LIVE INTERVIEWERS MATTER FOR TRUMP VOTE, NOT OTHERS - HuffPost Senior Data Scientist Natalie Jackson: "Support for Republican presidential candidate Donald Trump is declining. How much it's declining depends on which polls you read and, maybe, on how those polls were conducted. In theory, the ways that surveys are run can produce systematic differences in the results they get. In practice, Pew Research has shown this to be true. Last month, Democratic analyst Jonathan Robinson identified such a difference in Trump's numbers, which raised speculation about how polling methods might be influencing the primary contest. Since Trump's numbers showed a clear pattern, HuffPost Pollster decided to take a closer look at the national horserace polling for all of the 2016 presidential candidates. We found that the differences by type of poll were far from systematic. They were actually all over the place." [HuffPost]

IMPACT OF GUN VIOLENCE IS WIDELY FELT - HuffPollster: "Forty percent of Americans know someone who was fatally shot or who committed suicide using a gun, a new HuffPost/YouGov poll shows...Twenty-two percent of American adults say they personally know someone who was killed by another person with a gun, with 6 percent saying the victim was someone in their family. Twenty-nine percent of American adults, meanwhile, know someone who used a gun to commit suicide, including 7 percent who said a family member had committed suicide that way….Forty-seven percent of black Americans say they know someone who was fatally shot by another person, and 19 percent have lost a family member. In comparison, just 18 percent of white Americans said they know a victim of gun violence, and just 3 percent have lost someone in their family." [HuffPost]


The more Americans know about Congress, the less they like it. [Gallup]

-National Journal's Heartland Monitor finds Americans optimistic about technology and diversity, but less enthused by other trends. [National Journal]

-Fusion's inaugural poll of millennials finds many open to more liberal immigration policies. [Fusion]
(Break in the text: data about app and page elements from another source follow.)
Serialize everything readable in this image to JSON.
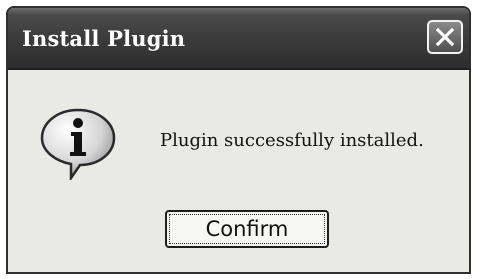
{
  "window": {
    "title": "Install Plugin"
  },
  "icons": {
    "info": "info-icon",
    "close": "close-icon"
  },
  "message": {
    "text": "Plugin successfully installed."
  },
  "buttons": {
    "confirm_label": "Confirm"
  },
  "colors": {
    "titlebar": "#3a3a3a",
    "dialog_background": "#e9e9e6",
    "button_background": "#f7f7f5"
  }
}
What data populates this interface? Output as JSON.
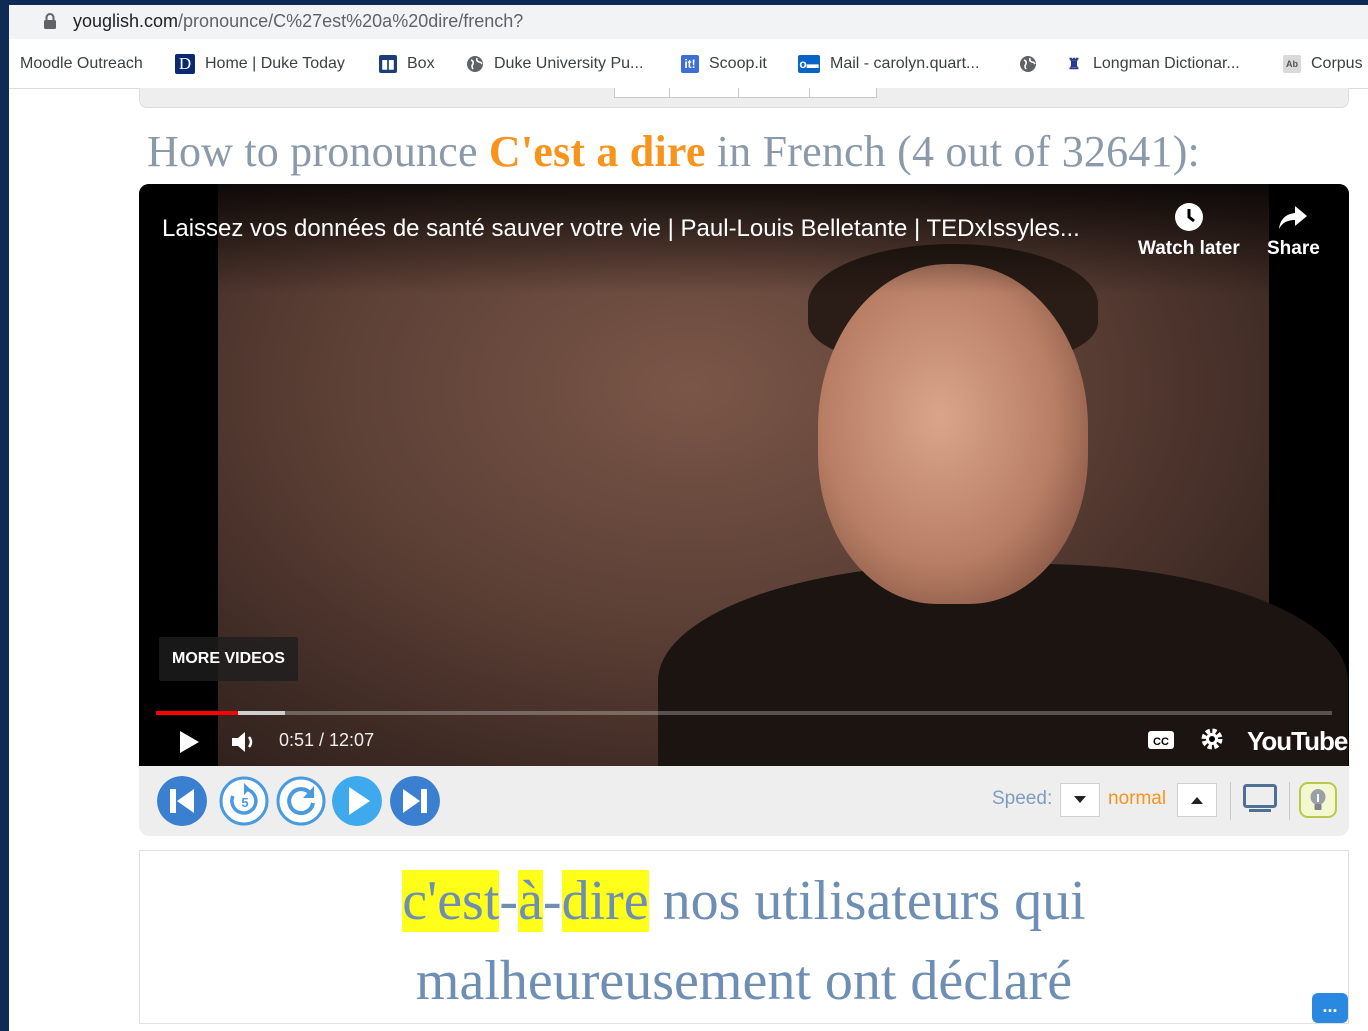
{
  "browser": {
    "url_host": "youglish.com",
    "url_path": "/pronounce/C%27est%20a%20dire/french?"
  },
  "bookmarks": [
    {
      "label": "Moodle Outreach",
      "icon": "none"
    },
    {
      "label": "Home | Duke Today",
      "icon": "duke-d-icon"
    },
    {
      "label": "Box",
      "icon": "box-icon"
    },
    {
      "label": "Duke University Pu...",
      "icon": "globe-icon"
    },
    {
      "label": "Scoop.it",
      "icon": "scoopit-icon"
    },
    {
      "label": "Mail - carolyn.quart...",
      "icon": "outlook-icon"
    },
    {
      "label": "",
      "icon": "globe-icon"
    },
    {
      "label": "Longman Dictionar...",
      "icon": "longman-icon"
    },
    {
      "label": "Corpus",
      "icon": "corpus-icon"
    }
  ],
  "heading": {
    "prefix": "How to pronounce ",
    "term": "C'est a dire",
    "suffix": " in French (4 out of 32641):"
  },
  "video": {
    "title": "Laissez vos données de santé sauver votre vie | Paul-Louis Belletante | TEDxIssyles...",
    "watch_later": "Watch later",
    "share": "Share",
    "more_videos": "MORE VIDEOS",
    "time": "0:51 / 12:07",
    "played_fraction": 0.07,
    "buffered_fraction": 0.11,
    "logo": "YouTube"
  },
  "controls": {
    "speed_label": "Speed:",
    "speed_value": "normal"
  },
  "caption": {
    "w1": "c'est",
    "d1": "-",
    "w2": "à",
    "d2": "-",
    "w3": "dire",
    "rest1": " nos utilisateurs qui",
    "rest2": "malheureusement ont déclaré"
  },
  "more_button": "..."
}
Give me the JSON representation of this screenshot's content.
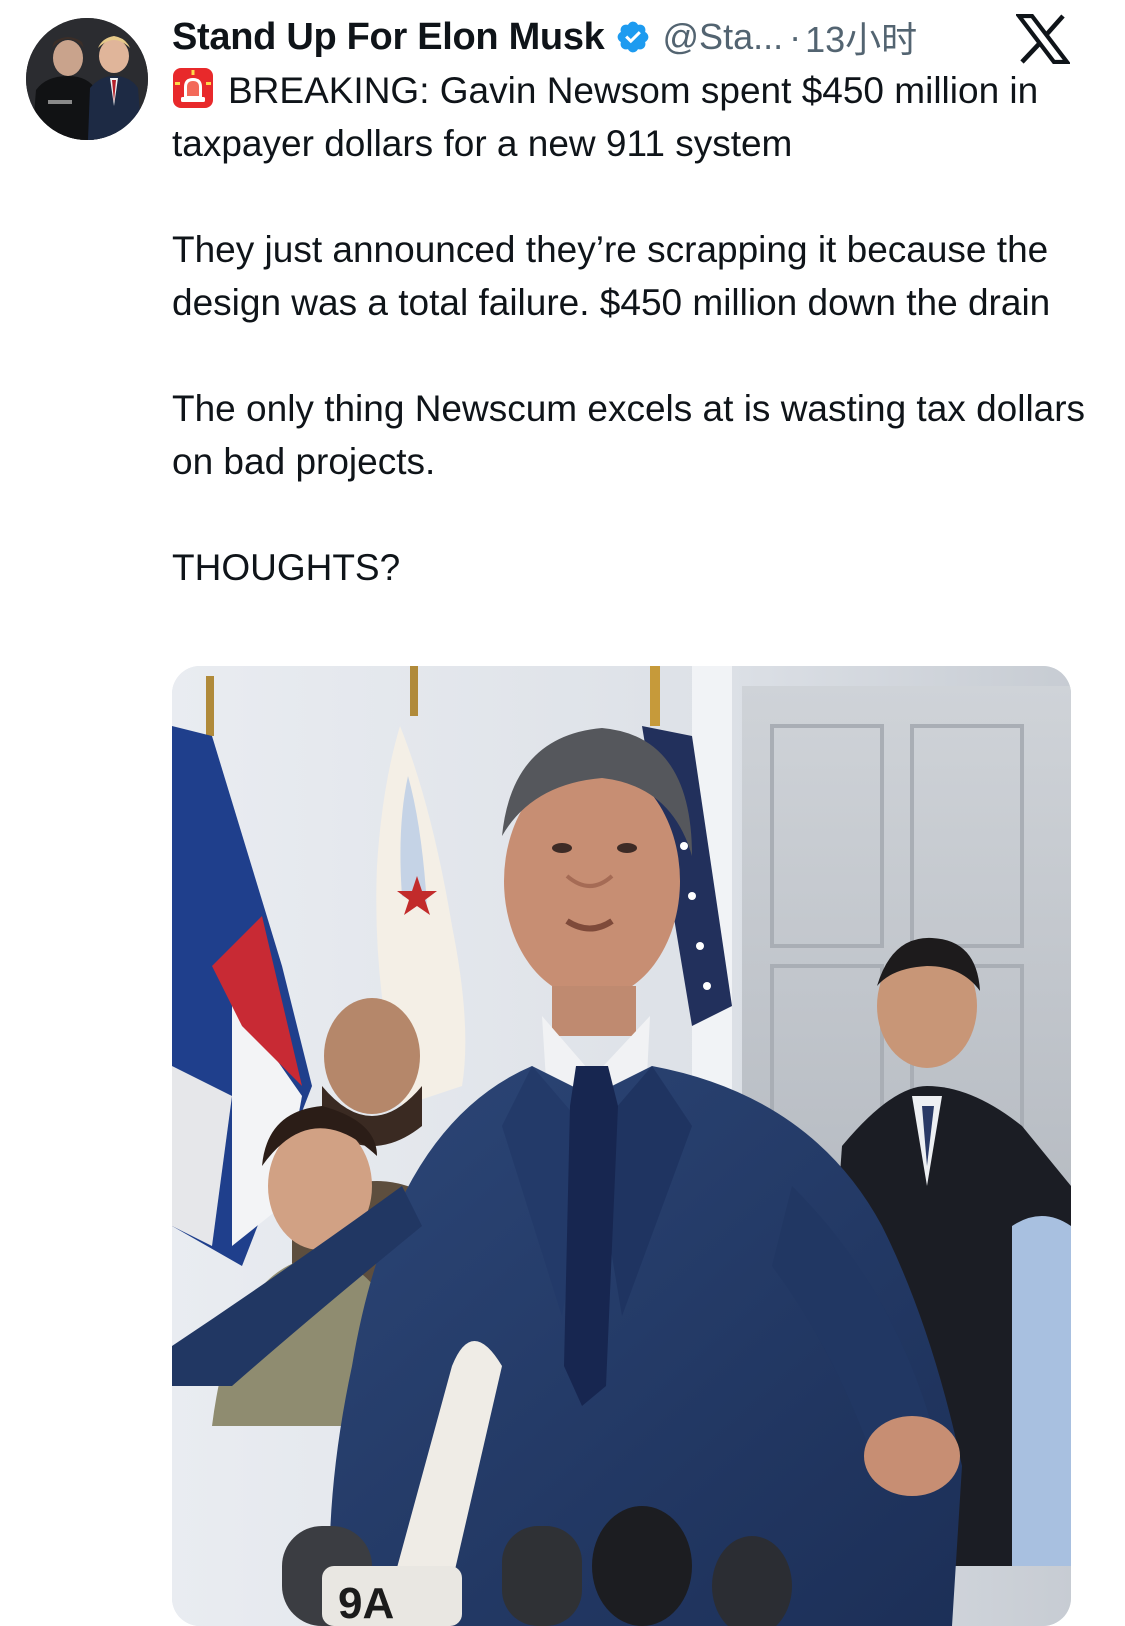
{
  "author": {
    "display_name": "Stand Up For Elon Musk",
    "handle": "@Sta...",
    "separator": "·",
    "timestamp": "13小时",
    "verified": true
  },
  "tweet": {
    "emoji": "siren-emoji",
    "paragraphs": [
      "BREAKING: Gavin Newsom spent $450 million in taxpayer dollars for a new 911 system",
      "They just announced they’re scrapping it because the design was a total failure. $450 million down the drain",
      "The only thing Newscum excels at is wasting tax dollars on bad projects.",
      "THOUGHTS?"
    ]
  },
  "media": {
    "alt": "Photo of Gavin Newsom speaking at a press podium in front of flags",
    "mic_labels": [
      "9A"
    ]
  },
  "icons": {
    "platform_logo": "x-logo-icon",
    "verified": "verified-badge-icon",
    "siren": "siren-emoji"
  },
  "colors": {
    "text_primary": "#0f1419",
    "text_secondary": "#536471",
    "verified_blue": "#1d9bf0",
    "suit_navy": "#22396b"
  }
}
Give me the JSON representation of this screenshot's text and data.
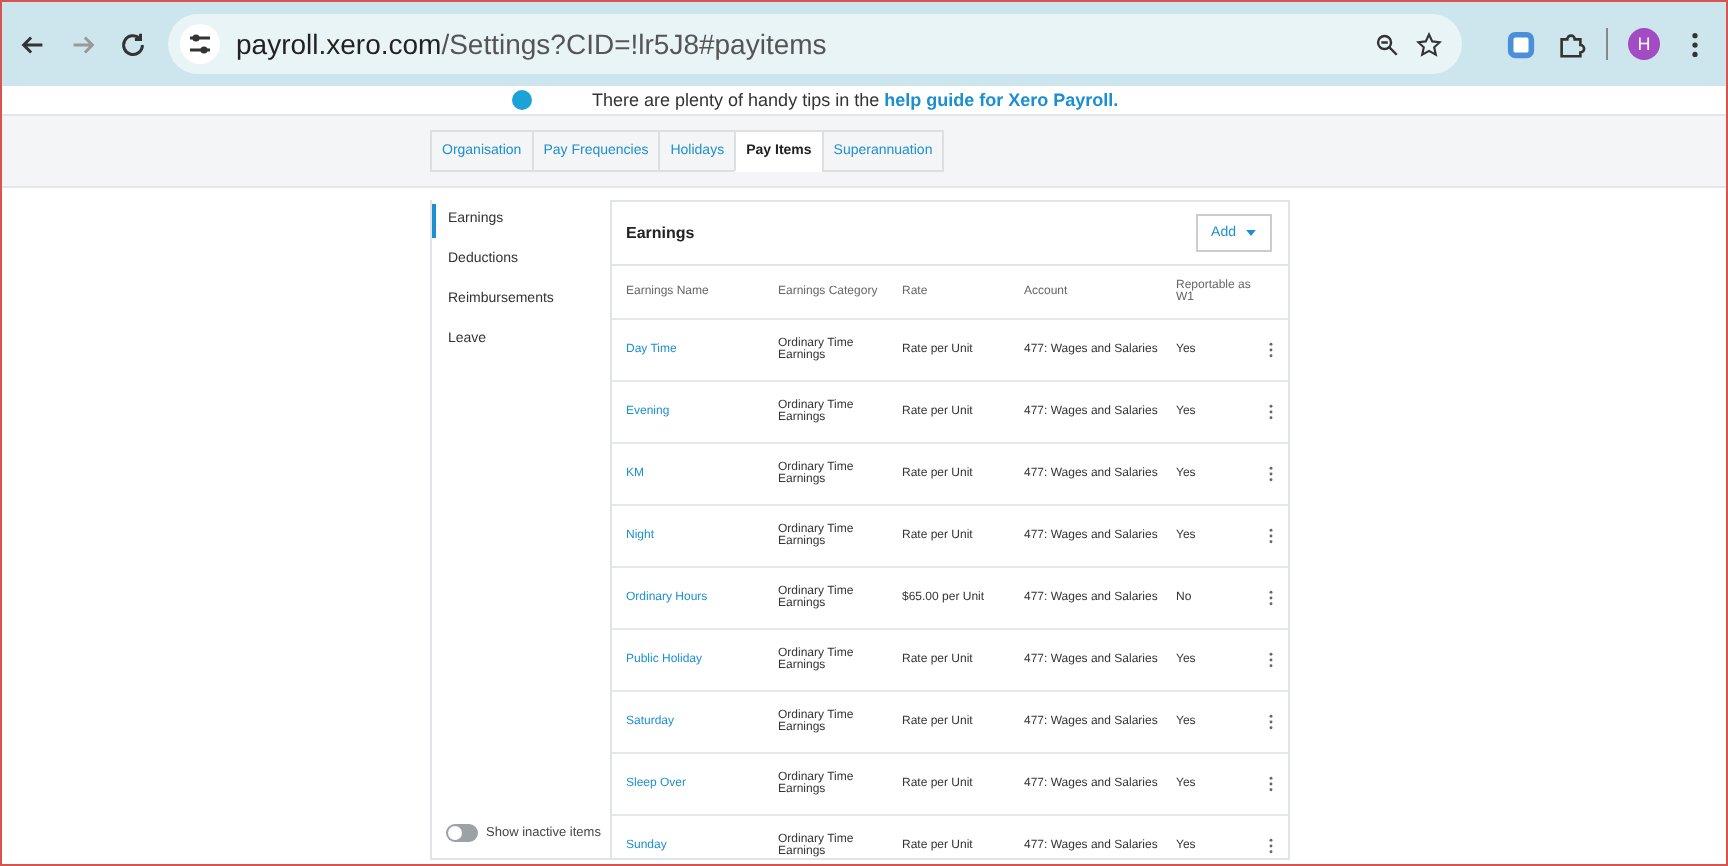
{
  "browser": {
    "url_host": "payroll.xero.com",
    "url_path": "/Settings?CID=!lr5J8#payitems",
    "avatar": "H"
  },
  "banner": {
    "text": "There are plenty of handy tips in the ",
    "link": "help guide for Xero Payroll."
  },
  "tabs": [
    {
      "label": "Organisation",
      "selected": false
    },
    {
      "label": "Pay Frequencies",
      "selected": false
    },
    {
      "label": "Holidays",
      "selected": false
    },
    {
      "label": "Pay Items",
      "selected": true
    },
    {
      "label": "Superannuation",
      "selected": false
    }
  ],
  "sidebar": {
    "items": [
      {
        "label": "Earnings",
        "selected": true
      },
      {
        "label": "Deductions",
        "selected": false
      },
      {
        "label": "Reimbursements",
        "selected": false
      },
      {
        "label": "Leave",
        "selected": false
      }
    ],
    "toggle": {
      "label": "Show inactive items",
      "on": false
    }
  },
  "table": {
    "title": "Earnings",
    "add_button": "Add",
    "columns": [
      "Earnings Name",
      "Earnings Category",
      "Rate",
      "Account",
      "Reportable as W1"
    ],
    "rows": [
      {
        "name": "Day Time",
        "category": "Ordinary Time Earnings",
        "rate": "Rate per Unit",
        "account": "477: Wages and Salaries",
        "reportable": "Yes"
      },
      {
        "name": "Evening",
        "category": "Ordinary Time Earnings",
        "rate": "Rate per Unit",
        "account": "477: Wages and Salaries",
        "reportable": "Yes"
      },
      {
        "name": "KM",
        "category": "Ordinary Time Earnings",
        "rate": "Rate per Unit",
        "account": "477: Wages and Salaries",
        "reportable": "Yes"
      },
      {
        "name": "Night",
        "category": "Ordinary Time Earnings",
        "rate": "Rate per Unit",
        "account": "477: Wages and Salaries",
        "reportable": "Yes"
      },
      {
        "name": "Ordinary Hours",
        "category": "Ordinary Time Earnings",
        "rate": "$65.00 per Unit",
        "account": "477: Wages and Salaries",
        "reportable": "No"
      },
      {
        "name": "Public Holiday",
        "category": "Ordinary Time Earnings",
        "rate": "Rate per Unit",
        "account": "477: Wages and Salaries",
        "reportable": "Yes"
      },
      {
        "name": "Saturday",
        "category": "Ordinary Time Earnings",
        "rate": "Rate per Unit",
        "account": "477: Wages and Salaries",
        "reportable": "Yes"
      },
      {
        "name": "Sleep Over",
        "category": "Ordinary Time Earnings",
        "rate": "Rate per Unit",
        "account": "477: Wages and Salaries",
        "reportable": "Yes"
      },
      {
        "name": "Sunday",
        "category": "Ordinary Time Earnings",
        "rate": "Rate per Unit",
        "account": "477: Wages and Salaries",
        "reportable": "Yes"
      }
    ]
  }
}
-If forced to choose, Democrats pick Joe Biden over Bernie Sanders. [YouGov]

-Nearly two thirds of California voters favor the state's new assisted suicide law. [Field]

-More than a third of the nation believes gun violence in the U.S. is a fact of life. [HuffPost]

-Quinnipiac finds Joe Biden and Ben Carson on the rise, but not at the top, in three swing states. [Quinnipiac]

HUFFPOLLSTER VIA EMAIL! - You can receive this weekly update every Friday morning via email! Just click here. Enter your email address, and click "sign up." That's all there is to it (and you can unsubscribe anytime).

THIS WEEK'S 'OUTLIERS' - Links to the best of news at the intersection of polling, politics and political data:

-Harry Enten offers a caution to Joe Biden: late arriving candidates tend to peak early. [538]

-Nate Cohn explains why Marco Rubio's chances are rising. [NYT]

-Alex Altman considers whether the political betting market is open to “insider trading.” [Time]

-The Los Angeles Times explains why it’s experimenting with online polling. [LATimes]

-Civis (D) rolls out a new system to target television advertising purchases; a Republican competitor is not impressed. [Wired, @alexlundry]

-Charlie Cook predicts an uphill battle for Republican senators elected during the 2010 midterms. [National Journal]

-Mark Penn’s private equity firm, the Stagwell Group, acquired the Democratic public relations firm, SKDKnickerbocker. [NYT]

-RTI’s SurveyPost blog wraps up a four year run. [RTI]

-Ipsos joins AAPOR's Transparency Initiative. [Ipsos]

-Emily Swanson finds history’s most curmudgeonly poll question. [@EL_Swan]

-Amy Walter analyzes the demographics of the gun control debate. [Cook]

-John Holbein discusses a study that finds early education programs can boost voter turnout. [WashPost]

Popular in the Community


What's Hot